LightShed is cast from a half-scale studio model of an 1880s freight shed that used to sit at the foot of Carrall Street. Placed in Coal Harbour after the area was redeveloped in the 1990s, the work visibly cites similar buildings that used to exist in proximity, and recalls the upscale neighbourhood’s former working class culture. At night Lightshed glows, lit from within by a bright lens typically used in lighthouses. This provides for the work’s title but also alludes to the stagecraft that sometimes accompanies heritage preservation. As the crow flies, the work could be plotted on a line between the totem poles that were first placed in Stanley Park by the Vancouver Park Board in the 1920s, the “restoration” of Gastown in the 1970s, and some of the superficial gestures currently emerging in Chinatown.
The shed and pilings are painted a matte silver colour with a subtle sheen, which plays well at intimating aged board and batten, while simultaneously noting an air of fakery, of the structure as a set piece. Given the particular context of the work, situated as it is between the harbour and a cliffs of glassy condo towers, the colour also conjures epithets of “silver cities,” “silver linings,” and “silver-tongued” seers, and related connotations of value, reflection, speculation and augury.
The hollow “presence” staged by the nightly illumination of LightShed–its evocations of inhabitation and warmth contravened by the inevitable emptiness–gets at a range of feeling and affect at work in our perception of the changing built environment.

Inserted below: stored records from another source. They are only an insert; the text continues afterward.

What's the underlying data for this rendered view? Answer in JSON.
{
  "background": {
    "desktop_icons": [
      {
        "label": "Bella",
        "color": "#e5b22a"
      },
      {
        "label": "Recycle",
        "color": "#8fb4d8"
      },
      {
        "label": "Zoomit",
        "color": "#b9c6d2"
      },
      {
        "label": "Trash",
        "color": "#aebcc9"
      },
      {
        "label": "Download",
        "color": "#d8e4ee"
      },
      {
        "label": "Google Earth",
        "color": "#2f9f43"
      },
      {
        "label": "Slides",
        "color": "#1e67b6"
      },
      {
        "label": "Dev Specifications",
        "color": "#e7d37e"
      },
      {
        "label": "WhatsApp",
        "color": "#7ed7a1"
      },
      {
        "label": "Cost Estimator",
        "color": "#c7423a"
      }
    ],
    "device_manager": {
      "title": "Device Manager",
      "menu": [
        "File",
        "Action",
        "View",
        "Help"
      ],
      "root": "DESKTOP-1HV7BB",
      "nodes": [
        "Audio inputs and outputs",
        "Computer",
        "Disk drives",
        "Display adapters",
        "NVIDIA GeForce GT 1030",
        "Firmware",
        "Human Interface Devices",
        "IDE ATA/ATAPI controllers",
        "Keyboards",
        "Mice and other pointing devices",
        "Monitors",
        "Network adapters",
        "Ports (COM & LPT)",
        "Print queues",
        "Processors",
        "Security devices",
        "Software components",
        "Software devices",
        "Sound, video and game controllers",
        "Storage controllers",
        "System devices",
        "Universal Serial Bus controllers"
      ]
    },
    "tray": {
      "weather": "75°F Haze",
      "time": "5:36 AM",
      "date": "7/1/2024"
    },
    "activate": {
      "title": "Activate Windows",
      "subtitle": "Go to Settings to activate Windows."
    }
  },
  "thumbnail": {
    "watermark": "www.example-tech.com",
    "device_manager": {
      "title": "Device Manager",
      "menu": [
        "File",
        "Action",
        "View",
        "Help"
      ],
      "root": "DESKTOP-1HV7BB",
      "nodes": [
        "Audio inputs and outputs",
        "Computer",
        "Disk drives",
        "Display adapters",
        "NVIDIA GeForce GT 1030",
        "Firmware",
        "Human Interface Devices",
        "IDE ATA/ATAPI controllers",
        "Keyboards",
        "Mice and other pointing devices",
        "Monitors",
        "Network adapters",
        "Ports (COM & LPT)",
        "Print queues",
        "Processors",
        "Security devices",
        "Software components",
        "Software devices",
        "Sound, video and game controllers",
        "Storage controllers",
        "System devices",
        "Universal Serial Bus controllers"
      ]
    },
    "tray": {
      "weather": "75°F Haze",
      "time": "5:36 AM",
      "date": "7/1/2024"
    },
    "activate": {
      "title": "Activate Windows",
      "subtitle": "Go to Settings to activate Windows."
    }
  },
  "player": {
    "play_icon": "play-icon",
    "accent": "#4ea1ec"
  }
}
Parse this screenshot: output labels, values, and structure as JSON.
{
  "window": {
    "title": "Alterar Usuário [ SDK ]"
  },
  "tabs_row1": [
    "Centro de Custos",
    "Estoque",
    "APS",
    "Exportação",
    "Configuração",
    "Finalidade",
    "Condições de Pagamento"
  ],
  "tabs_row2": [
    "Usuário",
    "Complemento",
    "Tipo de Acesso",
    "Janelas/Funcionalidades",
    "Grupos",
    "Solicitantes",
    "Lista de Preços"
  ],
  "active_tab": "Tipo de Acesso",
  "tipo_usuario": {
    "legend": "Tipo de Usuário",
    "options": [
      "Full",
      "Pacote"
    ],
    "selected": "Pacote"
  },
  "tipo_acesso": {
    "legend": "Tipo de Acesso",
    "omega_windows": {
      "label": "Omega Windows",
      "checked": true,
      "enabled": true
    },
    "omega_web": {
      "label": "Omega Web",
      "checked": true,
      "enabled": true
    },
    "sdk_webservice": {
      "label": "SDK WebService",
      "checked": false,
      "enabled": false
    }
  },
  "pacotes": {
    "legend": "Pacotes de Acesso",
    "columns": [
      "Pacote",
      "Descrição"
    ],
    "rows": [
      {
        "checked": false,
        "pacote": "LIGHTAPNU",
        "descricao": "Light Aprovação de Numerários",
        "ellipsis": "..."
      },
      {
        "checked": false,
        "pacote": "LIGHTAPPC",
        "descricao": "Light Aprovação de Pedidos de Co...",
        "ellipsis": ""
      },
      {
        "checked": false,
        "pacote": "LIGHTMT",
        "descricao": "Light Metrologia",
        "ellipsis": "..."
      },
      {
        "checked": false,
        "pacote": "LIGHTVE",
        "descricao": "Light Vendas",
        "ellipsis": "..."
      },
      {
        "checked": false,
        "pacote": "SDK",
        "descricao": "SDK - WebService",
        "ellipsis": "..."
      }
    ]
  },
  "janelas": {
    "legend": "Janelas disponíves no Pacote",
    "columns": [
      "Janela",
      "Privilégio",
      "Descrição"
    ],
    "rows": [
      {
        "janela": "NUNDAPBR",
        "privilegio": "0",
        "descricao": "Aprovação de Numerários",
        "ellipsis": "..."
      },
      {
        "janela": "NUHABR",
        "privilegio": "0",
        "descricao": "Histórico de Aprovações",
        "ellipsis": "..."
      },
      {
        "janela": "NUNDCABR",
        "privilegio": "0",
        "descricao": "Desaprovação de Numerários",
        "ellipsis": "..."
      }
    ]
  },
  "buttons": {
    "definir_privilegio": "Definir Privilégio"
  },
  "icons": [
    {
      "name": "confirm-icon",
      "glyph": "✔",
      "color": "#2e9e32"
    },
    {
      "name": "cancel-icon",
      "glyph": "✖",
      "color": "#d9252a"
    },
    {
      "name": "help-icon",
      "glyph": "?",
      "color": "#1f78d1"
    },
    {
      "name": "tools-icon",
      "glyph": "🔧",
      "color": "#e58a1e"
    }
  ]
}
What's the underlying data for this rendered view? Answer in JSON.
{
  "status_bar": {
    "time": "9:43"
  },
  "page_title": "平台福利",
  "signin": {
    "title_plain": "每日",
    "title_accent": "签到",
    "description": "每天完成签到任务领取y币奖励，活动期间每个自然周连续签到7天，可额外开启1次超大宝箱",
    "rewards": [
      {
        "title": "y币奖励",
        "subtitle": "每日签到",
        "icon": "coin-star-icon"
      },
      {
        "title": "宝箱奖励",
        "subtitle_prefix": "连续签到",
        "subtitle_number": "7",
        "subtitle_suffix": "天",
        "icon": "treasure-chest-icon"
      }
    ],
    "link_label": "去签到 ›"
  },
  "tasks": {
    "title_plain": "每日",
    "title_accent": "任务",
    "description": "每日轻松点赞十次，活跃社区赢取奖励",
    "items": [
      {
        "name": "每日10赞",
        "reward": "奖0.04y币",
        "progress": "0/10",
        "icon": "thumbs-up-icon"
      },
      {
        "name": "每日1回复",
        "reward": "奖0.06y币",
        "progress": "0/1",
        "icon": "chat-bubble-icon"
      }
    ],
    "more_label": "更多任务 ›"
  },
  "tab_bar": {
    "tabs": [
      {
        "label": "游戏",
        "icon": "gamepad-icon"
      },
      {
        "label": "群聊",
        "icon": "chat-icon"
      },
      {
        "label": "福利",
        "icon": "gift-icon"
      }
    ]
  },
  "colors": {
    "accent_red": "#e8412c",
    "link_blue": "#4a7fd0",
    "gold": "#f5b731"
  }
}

Physically recollecting the vernacular architectures and culture of an earlier time, and implicating these within the planned and ordered neighbourhood of Coal Harbour, the work speaks of the ways in which a city whose loyalties rest squarely with the new, time and again, concedes its history.
Mandy Ginson is a writer and editor currently based in Vancouver.
ABOUT THE ARTIST
Born in Winnipeg, Liz Magor is an established Canadian artist whose sculptural works have dealt with questions of history and place, the aesthetics of the real and the reproduced, and the vibrant lives of objects and materials. Magor studied art at the University of British Columbia, Parsons School of Design and the Vancouver School of Art. Her work has been included in international exhibitions such as the Sydney Biennale (1982), The Venice Biennale (1984), and Documenta 8 (1987); and in solo exhibitions at the Vancouver Art Gallery (2002), Henry Art Gallery, Seattle (2008) and at the The Musée d’art contemporain de Montréal (2016). Magor is the recipient of numerous honours and awards, including the Governor General’s Award (2001), the Audain Prize for Lifetime Achievement (2009), the Gershon Iskowitz Prize (2014) and the Vancouver Mayor’s Art Award for Public Art (2015). The artist lives and works in Vancouver.
The City of Vancouver’s Public Art Program celebrates 25 years of creating extraordinary artworks for public spaces. Every two weeks during 2016 we’ll share the story of a unique artwork created through the program. Over 260 pieces have been commissioned since 1991 through civic initiatives, community grants or private sector rezoning requirements. These are only a few of the key pieces that have helped to define Vancouver as a unique place and a world-class city for public art!